Judge Roll was not originally at the event. He was at a nearby store when he saw a friend, Ron Barber, an aide to Rep. Giffords. A few minutes later, the gunman started shooting, and the judge was killed. An unidentified law enforcement official said, "He was just in the wrong place at the wrong time."

Judge Roll is survived by his wife Maureen, three sons, and five grandchildren.

Dorwin Stoddard, 76, was with his wife to meet the Congresswoman. She wanted to tell her she was doing a good job. Stoddard was a leader in his church and the community. He and his wife Mavanell attended high school together in Tucson. When they graduated, they moved away, married other people, and started a family. After their spouses died, they both moved back, got reacquainted and then married. When the shooting started, he covered his wife with his body to protect her. "He was a hero," said neighbor Marge Osterman.

Pyllis Schneck, 79, until recently was a snowbird. Originally from New Jersey, Schneck lived in Tucson during the winter. She eventually became a resident of Tucson and lived there permanently. She was married for 56 years to her husband Edward before his death. She was not political but she admired Rep. Giffords for her views on border protection. Although she was a long-time Republican, she voted for Giffords and went to meet her at the event after receiving a robocall. She is survived by three children, seven grandchildren, and one great-grandchild.

Dorothy Morris, 76, originally from Reno, NV, married her high school sweetheart. Dorothy and her husband George moved to the Tucson area from Reno about 10 years ago. Her husband being a former pilot and Marine, flew the corps flag and the US flag outside her home.

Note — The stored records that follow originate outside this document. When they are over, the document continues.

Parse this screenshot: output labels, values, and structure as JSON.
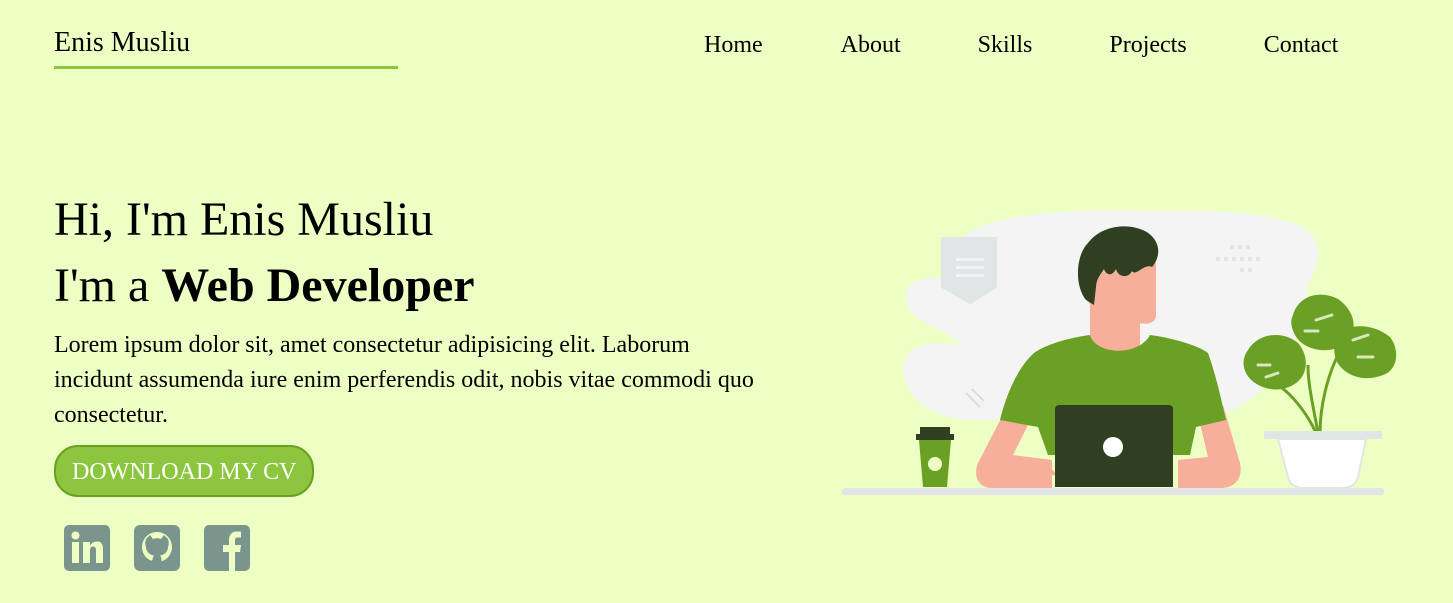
{
  "brand": {
    "name": "Enis Musliu"
  },
  "nav": {
    "items": [
      {
        "label": "Home"
      },
      {
        "label": "About"
      },
      {
        "label": "Skills"
      },
      {
        "label": "Projects"
      },
      {
        "label": "Contact"
      }
    ]
  },
  "hero": {
    "greeting": "Hi, I'm Enis Musliu",
    "role_prefix": "I'm a ",
    "role": "Web Developer",
    "description": "Lorem ipsum dolor sit, amet consectetur adipisicing elit. Laborum incidunt assumenda iure enim perferendis odit, nobis vitae commodi quo consectetur.",
    "cv_button": "DOWNLOAD MY CV"
  },
  "socials": [
    {
      "icon": "linkedin-icon"
    },
    {
      "icon": "github-icon"
    },
    {
      "icon": "facebook-icon"
    }
  ],
  "colors": {
    "background": "#eeffc4",
    "accent": "#8cc63f",
    "icon": "#7a968c",
    "shirt": "#6aa024",
    "hair": "#2f3f1f"
  }
}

Dorothy and George were caught in the line of fire when the gunman started shooting. Dorothy died at the scene and her husband remains in critical condition. She is survived by her husband and two daughters.